I'm not sure if it all really happened this way, but it seems to me that some of the directions taken with 2e were in response to the accusation of D&D as demonic. The religious aspects of the game were cast in a way that superficially resembled classical Greek and Roman polytheism, which I suppose seems harmless compared to devils and demons. Underneath it, though, the concept of devils and demons are much more consistent with a traditional Christian worldview than the weird polytheism injected into 2e and after. After all, even the traditional baptismal liturgy contains the renunciation of the devil, his works, and his ways. Why not give players the same opportunity within a game setting?

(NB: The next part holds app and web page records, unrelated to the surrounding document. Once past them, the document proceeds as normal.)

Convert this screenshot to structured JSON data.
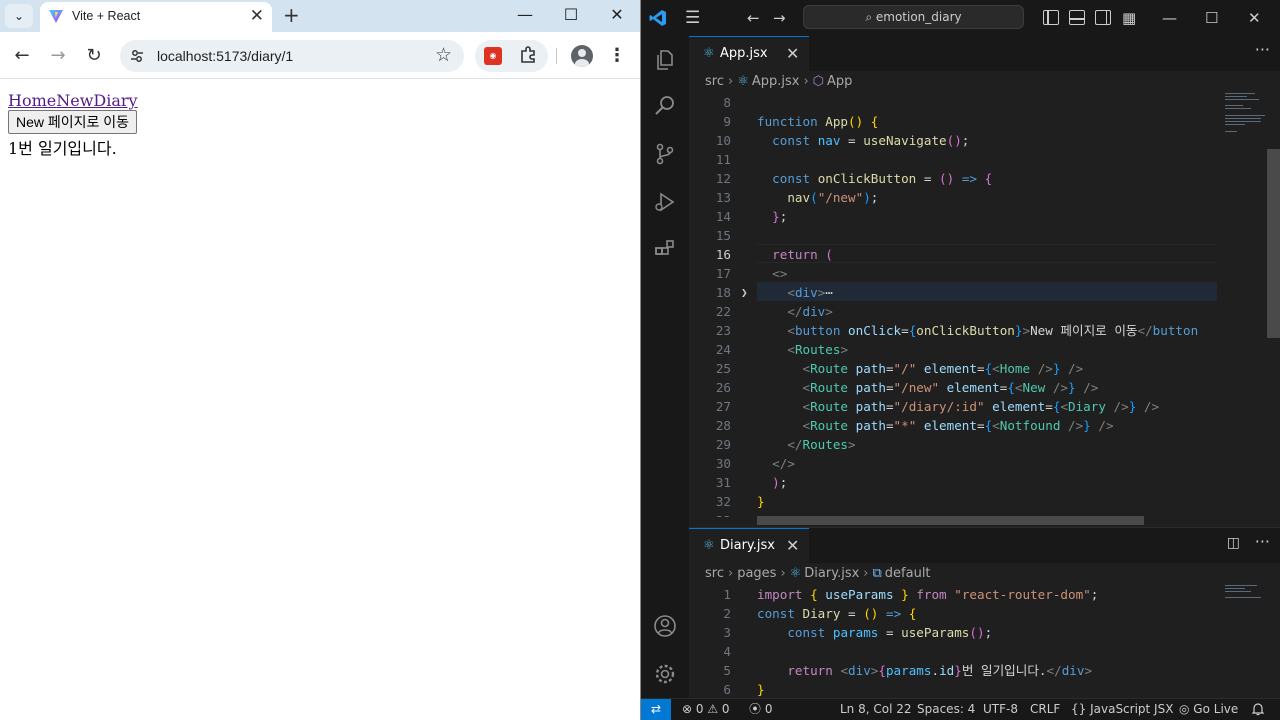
{
  "browser": {
    "tab_title": "Vite + React",
    "url": "localhost:5173/diary/1",
    "page": {
      "links": [
        "Home",
        "New",
        "Diary"
      ],
      "button_label": "New 페이지로 이동",
      "text": "1번 일기입니다."
    }
  },
  "vscode": {
    "search": "emotion_diary",
    "editor1": {
      "tab": "App.jsx",
      "breadcrumb": [
        "src",
        "App.jsx",
        "App"
      ]
    },
    "editor2": {
      "tab": "Diary.jsx",
      "breadcrumb": [
        "src",
        "pages",
        "Diary.jsx",
        "default"
      ]
    },
    "status": {
      "errors": "0",
      "warnings": "0",
      "ports": "0",
      "position": "Ln 8, Col 22",
      "spaces": "Spaces: 4",
      "encoding": "UTF-8",
      "eol": "CRLF",
      "language": "JavaScript JSX",
      "golive": "Go Live"
    }
  },
  "colors": {
    "accent": "#0078d4",
    "editor_bg": "#1f1f1f",
    "link": "#551a8b"
  }
}
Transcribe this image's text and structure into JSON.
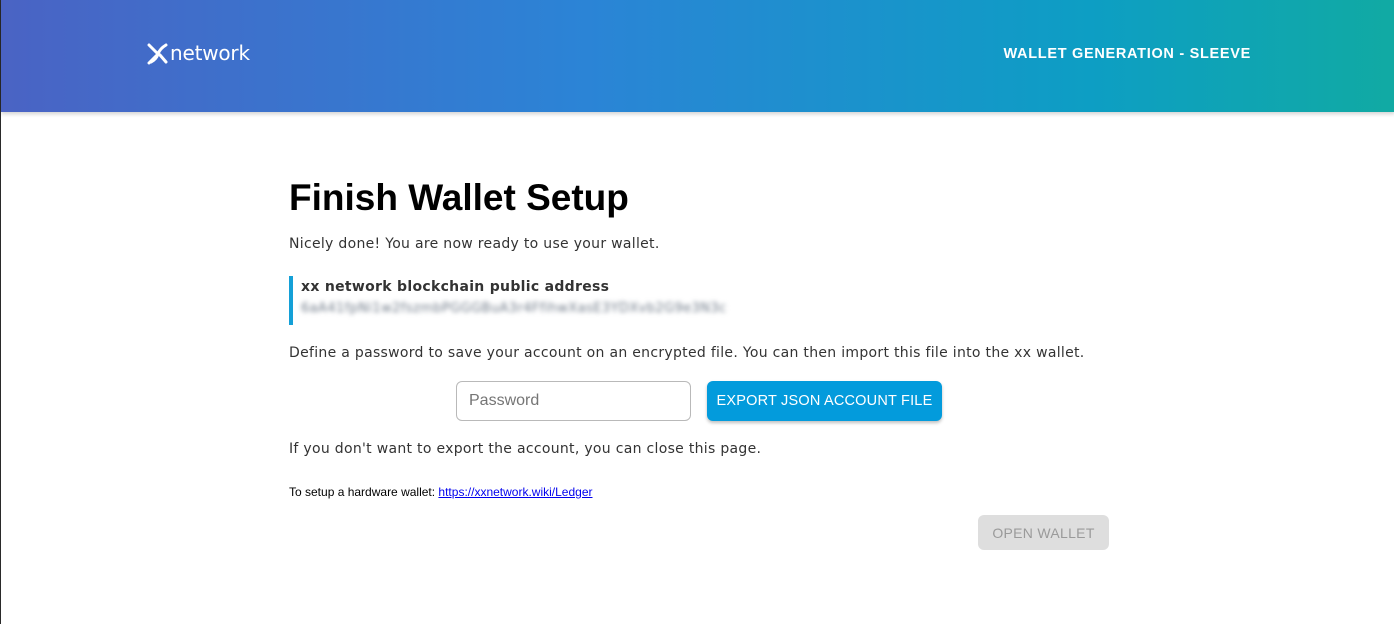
{
  "header": {
    "logo_text": "network",
    "title": "WALLET GENERATION - SLEEVE"
  },
  "main": {
    "title": "Finish Wallet Setup",
    "intro": "Nicely done! You are now ready to use your wallet.",
    "address": {
      "label": "xx network blockchain public address",
      "value": "6aA41fpNi1w2fszmbPGGGBuA3r4FfihwXasE3YDXvb2G9e3N3c"
    },
    "define_text": "Define a password to save your account on an encrypted file. You can then import this file into the xx wallet.",
    "password_placeholder": "Password",
    "export_button": "EXPORT JSON ACCOUNT FILE",
    "close_text": "If you don't want to export the account, you can close this page.",
    "hardware": {
      "prefix": "To setup a hardware wallet: ",
      "link_text": "https://xxnetwork.wiki/Ledger"
    },
    "open_wallet_button": "OPEN WALLET"
  },
  "colors": {
    "accent": "#039bdc",
    "address_bar": "#14a0d7",
    "header_gradient": [
      "#4a63c4",
      "#2b84d6",
      "#0d9ec4",
      "#11aaa3"
    ]
  }
}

FrDave said...

As a Christian, I've never taken issue with the inclusion of Devils and Demons in D&D — because they were monsters. Characters are supposed to face them down and destroy them. I've written about this before — in the Bible, the wilderness is where demons reside and monastics have been fighting demons where they live for centuries. Read the Life of St. Anthony, for example. So early D&D, with adventurers going out into the wilderness to fight the forces of Chaos (including devils and demons) where they live makes perfect sense from a Christian world-view.

The irony of 2e and later editions is that if they were, indeed, trying to move toward a fantasy version of Greek/Roman polytheism in order to appease us Christians, they were actually moving away from what was already a Christian-friendly world-view.

velaran said...

Asmodeous always came off as Satan to my crew.(Though his name is believed to actually be his title in Hebrew Kabbalah[Prince of Devils]; but then of course, he supposedly converted to Judaism, then died in a pogrom in Mainz, Germany in 1096,so...)

The polytheism was presented in Deities and Demigods(later Legends and Lore, for AD&D); Gygax considered it essential for play of the Cleric class at the time. Also in Holmes, characters may swear by pagan deities including Zeus(very Classical!) Crom(um, ok...) and Cthulu(whut)! :-O. Mentzer had religion removed as a source of CLerical power and replaced with meditation. It was only a short step to D&D 3.0/3.5 Philosophical Concept as Divine Power...

already a Christian-friendly world-view. :
the guys at my table had no problem with mono or poly -theism(very henotheistic really, from what I've seen...), but they kinda thought the paldins and Clerics were like Templars or something!